*Prompt*
Below are some entries. Copy each line that holds the string "solo".

Data shown Start Marker

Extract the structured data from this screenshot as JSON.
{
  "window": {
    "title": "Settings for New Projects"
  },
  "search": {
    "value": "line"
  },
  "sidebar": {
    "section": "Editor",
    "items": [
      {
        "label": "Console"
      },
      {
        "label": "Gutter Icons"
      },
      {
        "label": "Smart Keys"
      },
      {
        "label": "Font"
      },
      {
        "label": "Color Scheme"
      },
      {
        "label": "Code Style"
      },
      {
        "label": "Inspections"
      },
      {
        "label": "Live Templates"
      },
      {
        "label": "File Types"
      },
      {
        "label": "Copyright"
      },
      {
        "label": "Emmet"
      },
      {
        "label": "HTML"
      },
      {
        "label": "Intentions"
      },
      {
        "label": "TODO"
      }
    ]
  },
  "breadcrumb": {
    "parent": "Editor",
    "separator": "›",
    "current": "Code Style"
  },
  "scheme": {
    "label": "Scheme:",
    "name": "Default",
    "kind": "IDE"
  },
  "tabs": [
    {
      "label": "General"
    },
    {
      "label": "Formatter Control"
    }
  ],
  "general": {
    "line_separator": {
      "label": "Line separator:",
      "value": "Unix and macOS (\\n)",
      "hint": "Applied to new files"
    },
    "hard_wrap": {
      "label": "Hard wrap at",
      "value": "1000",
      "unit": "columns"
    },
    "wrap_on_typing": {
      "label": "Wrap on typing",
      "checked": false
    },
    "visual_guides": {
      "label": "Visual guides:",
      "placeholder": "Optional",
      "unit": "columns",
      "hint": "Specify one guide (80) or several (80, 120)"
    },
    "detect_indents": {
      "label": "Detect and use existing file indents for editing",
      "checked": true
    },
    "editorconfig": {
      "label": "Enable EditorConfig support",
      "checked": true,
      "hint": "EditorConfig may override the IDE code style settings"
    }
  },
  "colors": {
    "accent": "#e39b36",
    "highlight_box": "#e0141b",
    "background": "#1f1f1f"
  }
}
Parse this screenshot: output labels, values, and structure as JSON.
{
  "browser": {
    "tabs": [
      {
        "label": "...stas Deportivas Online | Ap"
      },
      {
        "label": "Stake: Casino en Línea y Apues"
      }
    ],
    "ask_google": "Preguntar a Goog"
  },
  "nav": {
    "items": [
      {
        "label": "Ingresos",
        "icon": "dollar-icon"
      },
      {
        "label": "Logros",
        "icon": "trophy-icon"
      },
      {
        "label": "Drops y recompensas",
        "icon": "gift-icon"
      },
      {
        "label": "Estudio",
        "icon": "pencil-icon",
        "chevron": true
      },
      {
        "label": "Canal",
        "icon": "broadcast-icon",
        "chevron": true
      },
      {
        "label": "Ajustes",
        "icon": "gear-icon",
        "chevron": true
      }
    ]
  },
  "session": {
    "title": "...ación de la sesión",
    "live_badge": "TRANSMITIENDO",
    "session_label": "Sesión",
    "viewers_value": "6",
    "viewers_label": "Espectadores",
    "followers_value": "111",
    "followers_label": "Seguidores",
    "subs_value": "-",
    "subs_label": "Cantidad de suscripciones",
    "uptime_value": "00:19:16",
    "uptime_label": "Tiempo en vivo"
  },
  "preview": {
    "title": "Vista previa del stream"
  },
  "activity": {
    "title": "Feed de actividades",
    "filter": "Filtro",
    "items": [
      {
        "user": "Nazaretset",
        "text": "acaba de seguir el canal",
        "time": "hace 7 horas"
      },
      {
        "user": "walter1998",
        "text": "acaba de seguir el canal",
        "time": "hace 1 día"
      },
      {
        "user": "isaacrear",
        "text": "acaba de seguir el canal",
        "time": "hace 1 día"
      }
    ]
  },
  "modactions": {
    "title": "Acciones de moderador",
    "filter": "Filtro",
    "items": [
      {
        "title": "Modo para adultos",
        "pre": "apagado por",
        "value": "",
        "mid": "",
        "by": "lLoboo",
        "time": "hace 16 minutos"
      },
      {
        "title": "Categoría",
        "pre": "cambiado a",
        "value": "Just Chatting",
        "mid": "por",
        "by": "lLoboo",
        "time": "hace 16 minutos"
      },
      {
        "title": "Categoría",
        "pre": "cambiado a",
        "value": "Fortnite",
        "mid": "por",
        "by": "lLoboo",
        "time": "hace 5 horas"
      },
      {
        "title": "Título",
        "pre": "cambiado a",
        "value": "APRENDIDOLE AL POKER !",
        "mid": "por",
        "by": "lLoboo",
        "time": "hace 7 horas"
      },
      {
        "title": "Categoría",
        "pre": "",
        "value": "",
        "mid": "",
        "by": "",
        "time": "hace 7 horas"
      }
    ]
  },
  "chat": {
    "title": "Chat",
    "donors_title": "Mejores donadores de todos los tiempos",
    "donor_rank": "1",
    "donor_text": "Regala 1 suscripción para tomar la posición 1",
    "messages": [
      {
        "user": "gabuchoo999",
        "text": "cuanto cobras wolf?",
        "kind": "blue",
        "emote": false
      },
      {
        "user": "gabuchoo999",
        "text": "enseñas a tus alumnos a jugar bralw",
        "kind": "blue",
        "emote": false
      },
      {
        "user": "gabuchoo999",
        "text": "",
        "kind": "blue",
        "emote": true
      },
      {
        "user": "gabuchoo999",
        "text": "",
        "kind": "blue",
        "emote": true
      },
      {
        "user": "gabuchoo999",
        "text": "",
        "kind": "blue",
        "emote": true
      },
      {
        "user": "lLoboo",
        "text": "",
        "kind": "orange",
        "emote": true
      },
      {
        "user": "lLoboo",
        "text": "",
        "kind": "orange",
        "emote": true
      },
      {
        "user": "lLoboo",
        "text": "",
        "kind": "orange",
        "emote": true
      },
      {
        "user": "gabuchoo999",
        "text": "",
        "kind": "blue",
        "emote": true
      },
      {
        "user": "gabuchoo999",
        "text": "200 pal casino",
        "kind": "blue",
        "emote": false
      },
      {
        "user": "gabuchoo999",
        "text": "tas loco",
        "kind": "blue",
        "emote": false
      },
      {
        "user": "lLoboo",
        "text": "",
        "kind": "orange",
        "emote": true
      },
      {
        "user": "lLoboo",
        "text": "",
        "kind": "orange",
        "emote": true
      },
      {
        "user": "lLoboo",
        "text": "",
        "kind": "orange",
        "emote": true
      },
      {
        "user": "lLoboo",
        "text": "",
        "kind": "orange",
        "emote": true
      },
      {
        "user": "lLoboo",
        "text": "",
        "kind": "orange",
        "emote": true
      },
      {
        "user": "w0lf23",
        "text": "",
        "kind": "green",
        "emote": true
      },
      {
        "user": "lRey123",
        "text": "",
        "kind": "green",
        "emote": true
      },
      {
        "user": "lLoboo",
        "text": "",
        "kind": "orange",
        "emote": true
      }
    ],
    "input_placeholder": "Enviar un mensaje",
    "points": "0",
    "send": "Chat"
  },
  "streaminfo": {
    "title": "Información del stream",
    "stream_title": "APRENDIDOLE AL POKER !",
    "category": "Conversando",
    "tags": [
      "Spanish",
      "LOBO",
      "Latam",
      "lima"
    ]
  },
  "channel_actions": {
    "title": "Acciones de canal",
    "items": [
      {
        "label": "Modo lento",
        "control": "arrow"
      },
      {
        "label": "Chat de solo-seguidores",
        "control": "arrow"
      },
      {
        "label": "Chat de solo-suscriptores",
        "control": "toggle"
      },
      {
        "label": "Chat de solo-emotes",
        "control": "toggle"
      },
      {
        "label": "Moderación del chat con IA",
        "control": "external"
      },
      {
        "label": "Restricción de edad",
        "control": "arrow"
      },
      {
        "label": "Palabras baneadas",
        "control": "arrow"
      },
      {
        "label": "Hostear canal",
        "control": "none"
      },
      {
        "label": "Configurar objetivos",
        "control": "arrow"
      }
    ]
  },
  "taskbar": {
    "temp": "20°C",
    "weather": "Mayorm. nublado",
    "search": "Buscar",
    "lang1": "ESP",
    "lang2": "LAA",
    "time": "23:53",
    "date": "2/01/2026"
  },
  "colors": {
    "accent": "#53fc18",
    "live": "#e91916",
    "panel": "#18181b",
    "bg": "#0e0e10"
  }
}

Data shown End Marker

*Output*
        "label": "Chat de solo-seguidores",
        "label": "Chat de solo-suscriptores",
        "label": "Chat de solo-emotes",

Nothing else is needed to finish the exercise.